◆ **The task**
All lines from the entries below that contain the string "icon" should be copied out.

(Records drawn from a dataset)
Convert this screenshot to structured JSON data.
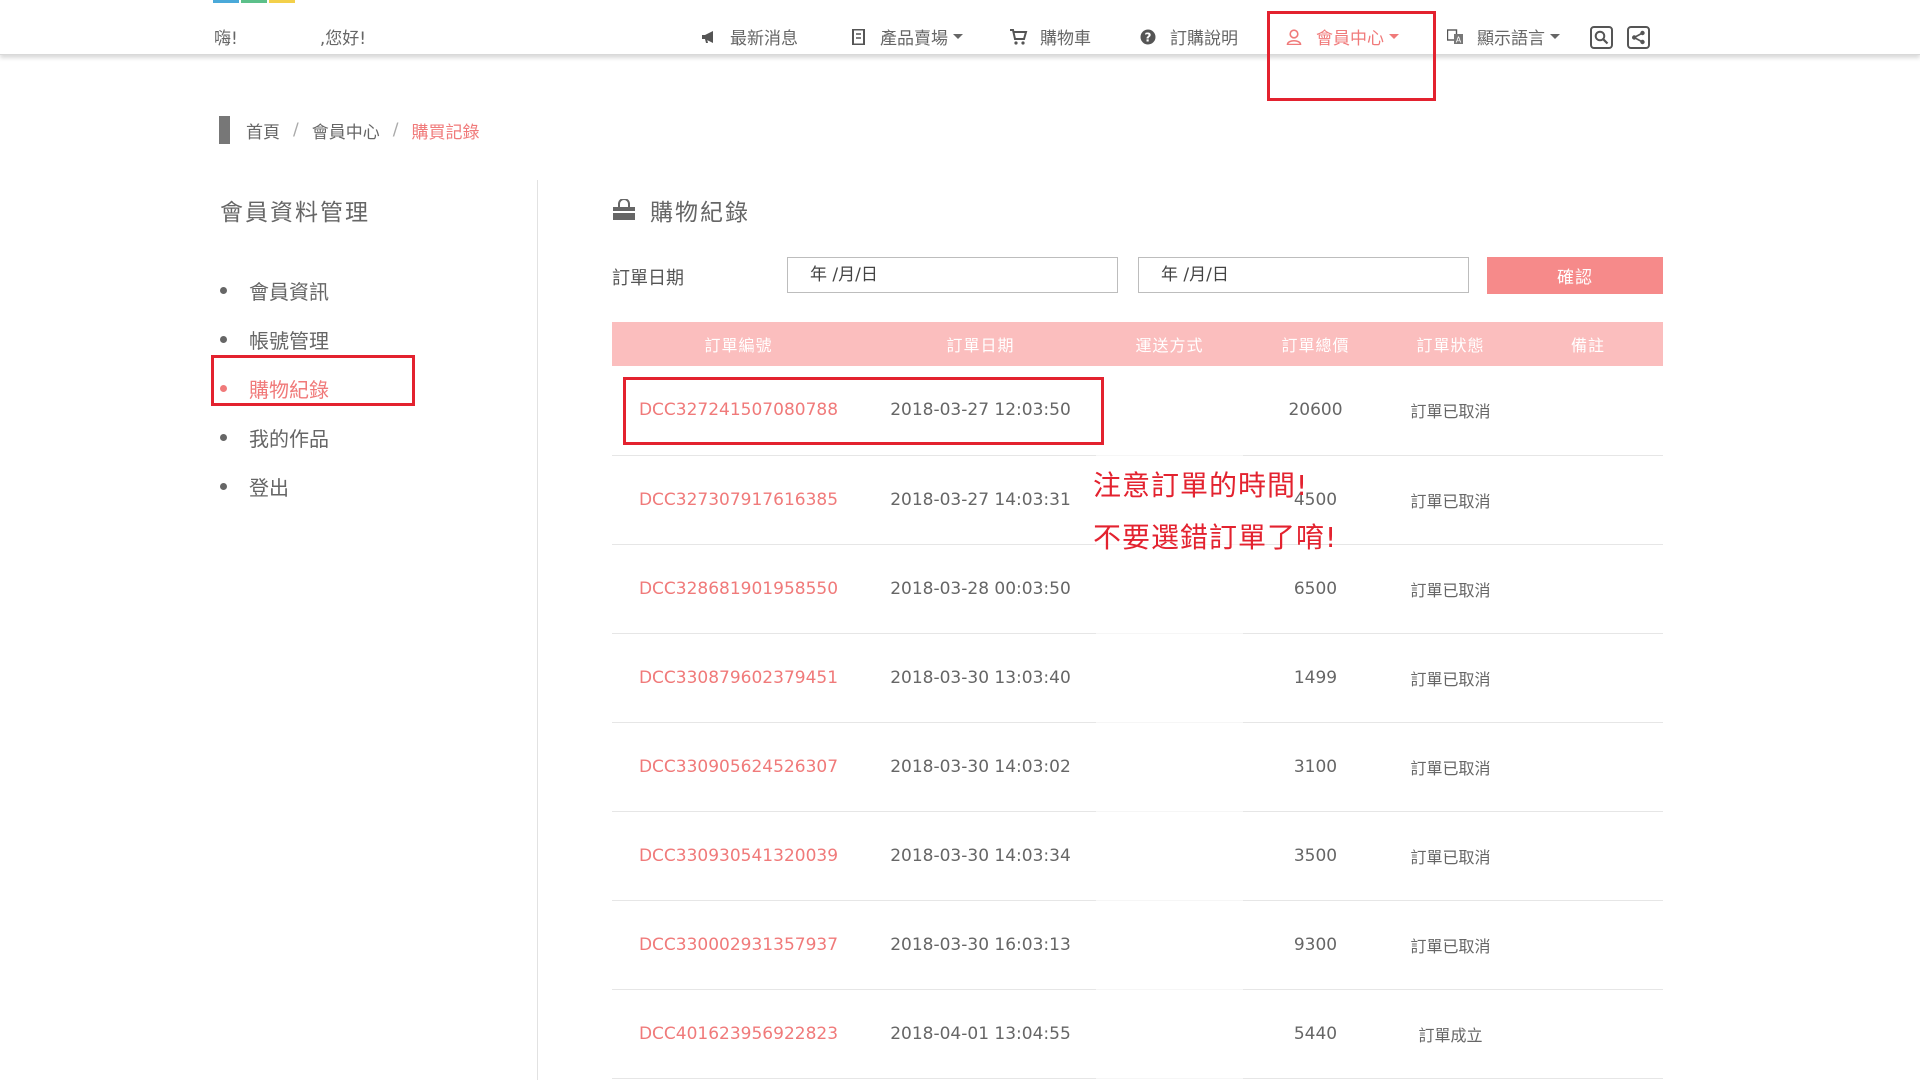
{
  "header": {
    "greeting_prefix": "嗨!",
    "greeting_suffix": ",您好!",
    "logo_colors": [
      "#4aa9d9",
      "#5cc08a",
      "#f3d04a"
    ],
    "nav": [
      {
        "label": "最新消息",
        "icon": "megaphone-icon",
        "dropdown": false
      },
      {
        "label": "產品賣場",
        "icon": "catalog-icon",
        "dropdown": true
      },
      {
        "label": "購物車",
        "icon": "cart-icon",
        "dropdown": false
      },
      {
        "label": "訂購說明",
        "icon": "question-icon",
        "dropdown": false
      },
      {
        "label": "會員中心",
        "icon": "user-icon",
        "dropdown": true,
        "active": true
      },
      {
        "label": "顯示語言",
        "icon": "language-icon",
        "dropdown": true
      }
    ],
    "tools": [
      "search-icon",
      "share-icon"
    ]
  },
  "breadcrumb": {
    "home": "首頁",
    "member": "會員中心",
    "current": "購買記錄"
  },
  "sidebar": {
    "title": "會員資料管理",
    "items": [
      {
        "label": "會員資訊"
      },
      {
        "label": "帳號管理"
      },
      {
        "label": "購物紀錄",
        "active": true
      },
      {
        "label": "我的作品"
      },
      {
        "label": "登出"
      }
    ]
  },
  "main": {
    "title": "購物紀錄",
    "filter": {
      "label": "訂單日期",
      "start_placeholder": "年 /月/日",
      "end_placeholder": "年 /月/日",
      "confirm": "確認"
    },
    "table": {
      "headers": [
        "訂單編號",
        "訂單日期",
        "運送方式",
        "訂單總價",
        "訂單狀態",
        "備註"
      ],
      "rows": [
        {
          "id": "DCC327241507080788",
          "date": "2018-03-27 12:03:50",
          "shipping": "",
          "total": "20600",
          "status": "訂單已取消",
          "note": ""
        },
        {
          "id": "DCC327307917616385",
          "date": "2018-03-27 14:03:31",
          "shipping": "",
          "total": "4500",
          "status": "訂單已取消",
          "note": ""
        },
        {
          "id": "DCC328681901958550",
          "date": "2018-03-28 00:03:50",
          "shipping": "",
          "total": "6500",
          "status": "訂單已取消",
          "note": ""
        },
        {
          "id": "DCC330879602379451",
          "date": "2018-03-30 13:03:40",
          "shipping": "",
          "total": "1499",
          "status": "訂單已取消",
          "note": ""
        },
        {
          "id": "DCC330905624526307",
          "date": "2018-03-30 14:03:02",
          "shipping": "",
          "total": "3100",
          "status": "訂單已取消",
          "note": ""
        },
        {
          "id": "DCC330930541320039",
          "date": "2018-03-30 14:03:34",
          "shipping": "",
          "total": "3500",
          "status": "訂單已取消",
          "note": ""
        },
        {
          "id": "DCC330002931357937",
          "date": "2018-03-30 16:03:13",
          "shipping": "",
          "total": "9300",
          "status": "訂單已取消",
          "note": ""
        },
        {
          "id": "DCC401623956922823",
          "date": "2018-04-01 13:04:55",
          "shipping": "",
          "total": "5440",
          "status": "訂單成立",
          "note": ""
        }
      ]
    }
  },
  "annotation": {
    "line1": "注意訂單的時間!",
    "line2": "不要選錯訂單了唷!",
    "color": "#e3222f"
  },
  "theme": {
    "accent": "#f07a7a",
    "table_header_bg": "#fbbebe",
    "button_bg": "#f68a8a"
  }
}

◆ **Exercise output**
        "icon": "megaphone-icon",
        "icon": "catalog-icon",
        "icon": "cart-icon",
        "icon": "question-icon",
        "icon": "user-icon",
        "icon": "language-icon",
      "search-icon",
      "share-icon"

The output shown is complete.